Scan the material for the word "avsevärt", then return every line where it appears.
#####
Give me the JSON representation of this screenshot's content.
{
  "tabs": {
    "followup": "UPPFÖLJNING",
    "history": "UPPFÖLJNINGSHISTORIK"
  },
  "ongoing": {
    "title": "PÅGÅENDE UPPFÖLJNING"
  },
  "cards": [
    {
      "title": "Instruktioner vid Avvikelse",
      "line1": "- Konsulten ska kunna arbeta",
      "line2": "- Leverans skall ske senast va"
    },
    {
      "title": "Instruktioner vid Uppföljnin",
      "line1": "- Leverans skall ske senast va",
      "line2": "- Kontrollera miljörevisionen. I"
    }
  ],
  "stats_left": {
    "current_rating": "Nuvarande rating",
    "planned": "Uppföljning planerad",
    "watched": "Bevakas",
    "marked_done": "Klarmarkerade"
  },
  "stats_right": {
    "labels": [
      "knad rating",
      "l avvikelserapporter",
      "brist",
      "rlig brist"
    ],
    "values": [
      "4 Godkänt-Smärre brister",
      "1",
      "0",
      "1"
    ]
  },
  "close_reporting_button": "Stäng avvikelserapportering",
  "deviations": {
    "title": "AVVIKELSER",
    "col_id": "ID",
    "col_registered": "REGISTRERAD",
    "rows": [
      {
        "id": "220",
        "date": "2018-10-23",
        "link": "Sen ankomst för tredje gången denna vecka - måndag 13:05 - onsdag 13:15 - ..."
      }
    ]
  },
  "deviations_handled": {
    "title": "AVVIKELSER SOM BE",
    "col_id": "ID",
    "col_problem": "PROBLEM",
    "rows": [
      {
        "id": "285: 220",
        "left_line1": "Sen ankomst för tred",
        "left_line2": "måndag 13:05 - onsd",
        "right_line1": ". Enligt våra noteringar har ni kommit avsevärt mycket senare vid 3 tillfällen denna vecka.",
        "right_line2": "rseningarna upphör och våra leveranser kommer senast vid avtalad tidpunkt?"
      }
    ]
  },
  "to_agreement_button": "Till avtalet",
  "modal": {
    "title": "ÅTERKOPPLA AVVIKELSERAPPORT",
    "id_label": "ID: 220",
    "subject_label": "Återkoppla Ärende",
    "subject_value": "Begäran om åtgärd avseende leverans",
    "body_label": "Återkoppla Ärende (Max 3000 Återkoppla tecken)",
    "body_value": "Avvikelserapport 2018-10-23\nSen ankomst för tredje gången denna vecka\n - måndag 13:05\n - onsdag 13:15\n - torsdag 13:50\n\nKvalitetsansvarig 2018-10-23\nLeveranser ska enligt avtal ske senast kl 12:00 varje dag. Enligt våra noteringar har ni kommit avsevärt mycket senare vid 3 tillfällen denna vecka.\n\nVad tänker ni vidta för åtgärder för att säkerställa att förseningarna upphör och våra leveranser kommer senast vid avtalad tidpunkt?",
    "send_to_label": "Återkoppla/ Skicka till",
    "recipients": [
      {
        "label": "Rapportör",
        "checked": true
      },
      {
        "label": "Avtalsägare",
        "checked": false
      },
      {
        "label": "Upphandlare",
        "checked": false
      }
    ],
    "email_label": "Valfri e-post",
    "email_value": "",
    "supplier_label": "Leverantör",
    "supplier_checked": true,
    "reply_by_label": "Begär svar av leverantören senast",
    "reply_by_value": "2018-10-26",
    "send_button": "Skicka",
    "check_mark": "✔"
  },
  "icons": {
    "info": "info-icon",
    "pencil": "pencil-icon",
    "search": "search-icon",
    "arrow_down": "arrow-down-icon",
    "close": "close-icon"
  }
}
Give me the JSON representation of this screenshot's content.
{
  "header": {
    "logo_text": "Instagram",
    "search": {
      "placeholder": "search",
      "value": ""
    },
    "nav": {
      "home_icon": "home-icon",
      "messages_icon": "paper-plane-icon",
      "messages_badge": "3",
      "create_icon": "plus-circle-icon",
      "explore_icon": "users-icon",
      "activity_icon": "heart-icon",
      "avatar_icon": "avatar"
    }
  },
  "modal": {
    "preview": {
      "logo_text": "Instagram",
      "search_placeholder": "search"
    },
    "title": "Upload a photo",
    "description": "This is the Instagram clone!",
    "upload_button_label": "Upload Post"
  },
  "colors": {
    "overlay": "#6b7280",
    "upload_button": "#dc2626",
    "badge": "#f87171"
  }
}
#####
- Solution for this task:
        "right_line1": ". Enligt våra noteringar har ni kommit avsevärt mycket senare vid 3 tillfällen denna vecka.",
    "body_value": "Avvikelserapport 2018-10-23\nSen ankomst för tredje gången denna vecka\n - måndag 13:05\n - onsdag 13:15\n - torsdag 13:50\n\nKvalitetsansvarig 2018-10-23\nLeveranser ska enligt avtal ske senast kl 12:00 varje dag. Enligt våra noteringar har ni kommit avsevärt mycket senare vid 3 tillfällen denna vecka.\n\nVad tänker ni vidta för åtgärder för att säkerställa att förseningarna upphör och våra leveranser kommer senast vid avtalad tidpunkt?",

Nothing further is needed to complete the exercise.